Output every record below exactly as it appears.

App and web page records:
+---+

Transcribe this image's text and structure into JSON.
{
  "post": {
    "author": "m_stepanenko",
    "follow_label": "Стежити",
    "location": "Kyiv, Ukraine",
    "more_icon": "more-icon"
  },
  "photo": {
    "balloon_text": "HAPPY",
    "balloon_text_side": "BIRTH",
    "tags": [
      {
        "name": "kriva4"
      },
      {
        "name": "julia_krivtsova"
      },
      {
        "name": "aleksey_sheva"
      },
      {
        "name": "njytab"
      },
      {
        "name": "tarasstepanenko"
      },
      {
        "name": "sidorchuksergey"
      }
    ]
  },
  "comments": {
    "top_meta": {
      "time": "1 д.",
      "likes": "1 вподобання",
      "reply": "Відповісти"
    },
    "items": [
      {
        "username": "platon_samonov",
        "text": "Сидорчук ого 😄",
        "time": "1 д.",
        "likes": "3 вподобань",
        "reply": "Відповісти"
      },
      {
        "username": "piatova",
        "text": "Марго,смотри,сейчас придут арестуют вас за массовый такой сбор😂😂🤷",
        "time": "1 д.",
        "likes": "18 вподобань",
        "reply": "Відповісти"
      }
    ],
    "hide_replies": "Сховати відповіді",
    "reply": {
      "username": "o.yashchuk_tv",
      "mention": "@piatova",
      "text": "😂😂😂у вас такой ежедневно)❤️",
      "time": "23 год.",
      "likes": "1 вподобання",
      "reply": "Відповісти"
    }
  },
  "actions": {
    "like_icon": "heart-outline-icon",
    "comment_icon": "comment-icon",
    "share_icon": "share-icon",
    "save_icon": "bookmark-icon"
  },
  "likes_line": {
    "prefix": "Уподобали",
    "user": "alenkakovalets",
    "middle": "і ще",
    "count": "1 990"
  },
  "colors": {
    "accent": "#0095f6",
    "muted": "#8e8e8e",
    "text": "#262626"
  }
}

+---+

## [Your solution]
Transcribe this image's text and structure into JSON.
{
  "post": {
    "author": "m_stepanenko",
    "follow_label": "Стежити",
    "location": "Kyiv, Ukraine",
    "more_icon": "more-icon"
  },
  "photo": {
    "balloon_text": "HAPPY",
    "balloon_text_side": "BIRTH",
    "tags": [
      {
        "name": "kriva4"
      },
      {
        "name": "julia_krivtsova"
      },
      {
        "name": "aleksey_sheva"
      },
      {
        "name": "njytab"
      },
      {
        "name": "tarasstepanenko"
      },
      {
        "name": "sidorchuksergey"
      }
    ]
  },
  "comments": {
    "top_meta": {
      "time": "1 д.",
      "likes": "1 вподобання",
      "reply": "Відповісти"
    },
    "items": [
      {
        "username": "platon_samonov",
        "text": "Сидорчук ого 😄",
        "time": "1 д.",
        "likes": "3 вподобань",
        "reply": "Відповісти"
      },
      {
        "username": "piatova",
        "text": "Марго,смотри,сейчас придут арестуют вас за массовый такой сбор😂😂🤷",
        "time": "1 д.",
        "likes": "18 вподобань",
        "reply": "Відповісти"
      }
    ],
    "hide_replies": "Сховати відповіді",
    "reply": {
      "username": "o.yashchuk_tv",
      "mention": "@piatova",
      "text": "😂😂😂у вас такой ежедневно)❤️",
      "time": "23 год.",
      "likes": "1 вподобання",
      "reply": "Відповісти"
    }
  },
  "actions": {
    "like_icon": "heart-outline-icon",
    "comment_icon": "comment-icon",
    "share_icon": "share-icon",
    "save_icon": "bookmark-icon"
  },
  "likes_line": {
    "prefix": "Уподобали",
    "user": "alenkakovalets",
    "middle": "і ще",
    "count": "1 990"
  },
  "colors": {
    "accent": "#0095f6",
    "muted": "#8e8e8e",
    "text": "#262626"
  }
}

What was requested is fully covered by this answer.